►

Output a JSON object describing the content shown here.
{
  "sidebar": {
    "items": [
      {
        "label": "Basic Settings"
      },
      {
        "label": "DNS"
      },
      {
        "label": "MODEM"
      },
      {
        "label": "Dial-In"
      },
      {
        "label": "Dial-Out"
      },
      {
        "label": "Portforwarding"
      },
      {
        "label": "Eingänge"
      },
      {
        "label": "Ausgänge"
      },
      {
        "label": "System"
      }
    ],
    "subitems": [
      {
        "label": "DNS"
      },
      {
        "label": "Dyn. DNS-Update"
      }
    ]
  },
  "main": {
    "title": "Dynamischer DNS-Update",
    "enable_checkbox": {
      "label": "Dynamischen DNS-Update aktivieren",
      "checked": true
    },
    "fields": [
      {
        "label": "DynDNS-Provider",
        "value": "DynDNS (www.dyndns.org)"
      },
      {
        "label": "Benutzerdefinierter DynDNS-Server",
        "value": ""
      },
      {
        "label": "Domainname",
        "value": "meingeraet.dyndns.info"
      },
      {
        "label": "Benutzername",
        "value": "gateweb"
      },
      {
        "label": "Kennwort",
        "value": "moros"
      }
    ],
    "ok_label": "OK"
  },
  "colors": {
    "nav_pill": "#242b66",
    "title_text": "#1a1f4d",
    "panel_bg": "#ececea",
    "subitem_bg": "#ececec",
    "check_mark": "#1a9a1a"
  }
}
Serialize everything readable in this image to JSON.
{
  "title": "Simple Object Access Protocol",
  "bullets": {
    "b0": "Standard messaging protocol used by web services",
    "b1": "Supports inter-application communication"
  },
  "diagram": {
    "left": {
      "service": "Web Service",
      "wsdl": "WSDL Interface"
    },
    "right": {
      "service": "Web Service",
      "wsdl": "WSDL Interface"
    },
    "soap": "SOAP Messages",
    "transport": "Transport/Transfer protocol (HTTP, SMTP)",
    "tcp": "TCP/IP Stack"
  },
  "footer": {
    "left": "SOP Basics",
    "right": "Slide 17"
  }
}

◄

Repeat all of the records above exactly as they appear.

→ **WRITTEN REPLY**
Output a JSON object describing the content shown here.
{
  "sidebar": {
    "items": [
      {
        "label": "Basic Settings"
      },
      {
        "label": "DNS"
      },
      {
        "label": "MODEM"
      },
      {
        "label": "Dial-In"
      },
      {
        "label": "Dial-Out"
      },
      {
        "label": "Portforwarding"
      },
      {
        "label": "Eingänge"
      },
      {
        "label": "Ausgänge"
      },
      {
        "label": "System"
      }
    ],
    "subitems": [
      {
        "label": "DNS"
      },
      {
        "label": "Dyn. DNS-Update"
      }
    ]
  },
  "main": {
    "title": "Dynamischer DNS-Update",
    "enable_checkbox": {
      "label": "Dynamischen DNS-Update aktivieren",
      "checked": true
    },
    "fields": [
      {
        "label": "DynDNS-Provider",
        "value": "DynDNS (www.dyndns.org)"
      },
      {
        "label": "Benutzerdefinierter DynDNS-Server",
        "value": ""
      },
      {
        "label": "Domainname",
        "value": "meingeraet.dyndns.info"
      },
      {
        "label": "Benutzername",
        "value": "gateweb"
      },
      {
        "label": "Kennwort",
        "value": "moros"
      }
    ],
    "ok_label": "OK"
  },
  "colors": {
    "nav_pill": "#242b66",
    "title_text": "#1a1f4d",
    "panel_bg": "#ececea",
    "subitem_bg": "#ececec",
    "check_mark": "#1a9a1a"
  }
}
Serialize everything readable in this image to JSON.
{
  "title": "Simple Object Access Protocol",
  "bullets": {
    "b0": "Standard messaging protocol used by web services",
    "b1": "Supports inter-application communication"
  },
  "diagram": {
    "left": {
      "service": "Web Service",
      "wsdl": "WSDL Interface"
    },
    "right": {
      "service": "Web Service",
      "wsdl": "WSDL Interface"
    },
    "soap": "SOAP Messages",
    "transport": "Transport/Transfer protocol (HTTP, SMTP)",
    "tcp": "TCP/IP Stack"
  },
  "footer": {
    "left": "SOP Basics",
    "right": "Slide 17"
  }
}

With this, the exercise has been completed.